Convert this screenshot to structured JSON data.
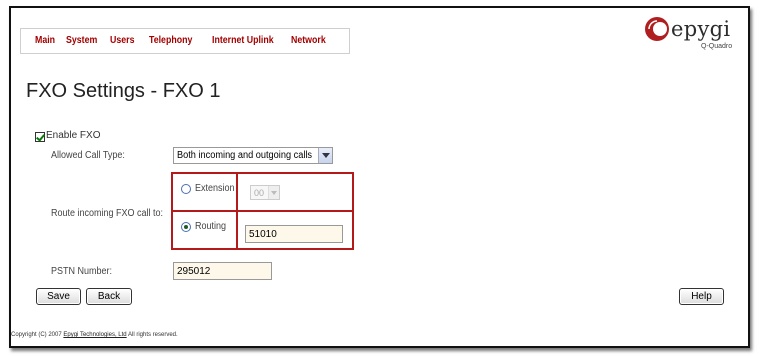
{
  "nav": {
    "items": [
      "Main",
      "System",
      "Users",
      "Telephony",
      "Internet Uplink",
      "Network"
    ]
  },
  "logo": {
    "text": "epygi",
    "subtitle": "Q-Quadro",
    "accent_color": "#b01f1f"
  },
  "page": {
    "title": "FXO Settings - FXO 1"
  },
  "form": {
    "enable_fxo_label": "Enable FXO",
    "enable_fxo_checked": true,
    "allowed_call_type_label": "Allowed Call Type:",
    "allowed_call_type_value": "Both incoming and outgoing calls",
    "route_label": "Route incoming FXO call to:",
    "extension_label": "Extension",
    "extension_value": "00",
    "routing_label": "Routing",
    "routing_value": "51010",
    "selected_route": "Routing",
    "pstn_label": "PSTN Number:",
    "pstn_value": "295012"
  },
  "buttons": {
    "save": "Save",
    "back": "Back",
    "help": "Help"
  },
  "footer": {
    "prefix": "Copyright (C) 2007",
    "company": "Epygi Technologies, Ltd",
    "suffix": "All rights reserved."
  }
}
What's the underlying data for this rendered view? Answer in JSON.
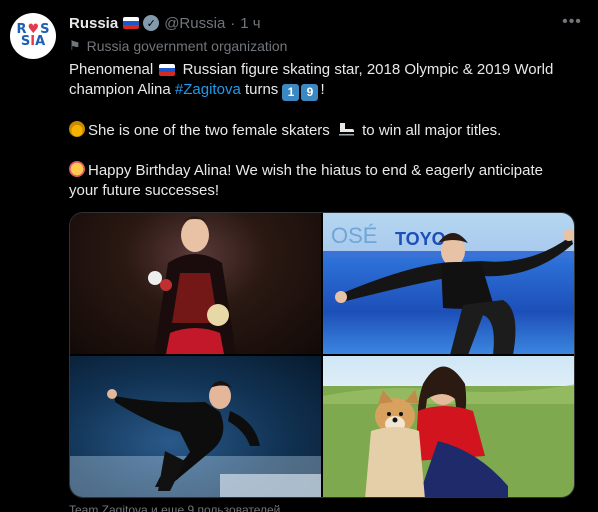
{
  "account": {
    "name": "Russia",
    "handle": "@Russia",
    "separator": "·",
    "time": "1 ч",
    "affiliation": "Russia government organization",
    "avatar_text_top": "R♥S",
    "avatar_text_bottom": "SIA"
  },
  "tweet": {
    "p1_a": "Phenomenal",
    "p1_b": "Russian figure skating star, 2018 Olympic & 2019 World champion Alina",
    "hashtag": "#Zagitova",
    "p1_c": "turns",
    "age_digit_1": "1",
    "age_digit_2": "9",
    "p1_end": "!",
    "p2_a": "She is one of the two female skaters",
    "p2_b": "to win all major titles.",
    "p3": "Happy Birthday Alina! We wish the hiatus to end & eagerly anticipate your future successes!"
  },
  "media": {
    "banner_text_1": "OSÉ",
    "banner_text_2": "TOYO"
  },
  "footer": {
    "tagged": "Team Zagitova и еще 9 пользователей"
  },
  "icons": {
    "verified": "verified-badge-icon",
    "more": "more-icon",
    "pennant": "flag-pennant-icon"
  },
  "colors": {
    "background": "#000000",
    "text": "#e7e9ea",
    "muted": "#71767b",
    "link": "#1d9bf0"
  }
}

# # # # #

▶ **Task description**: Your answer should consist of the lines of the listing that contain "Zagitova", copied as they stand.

▶ **Written reply**:
    "hashtag": "#Zagitova",
    "tagged": "Team Zagitova и еще 9 пользователей"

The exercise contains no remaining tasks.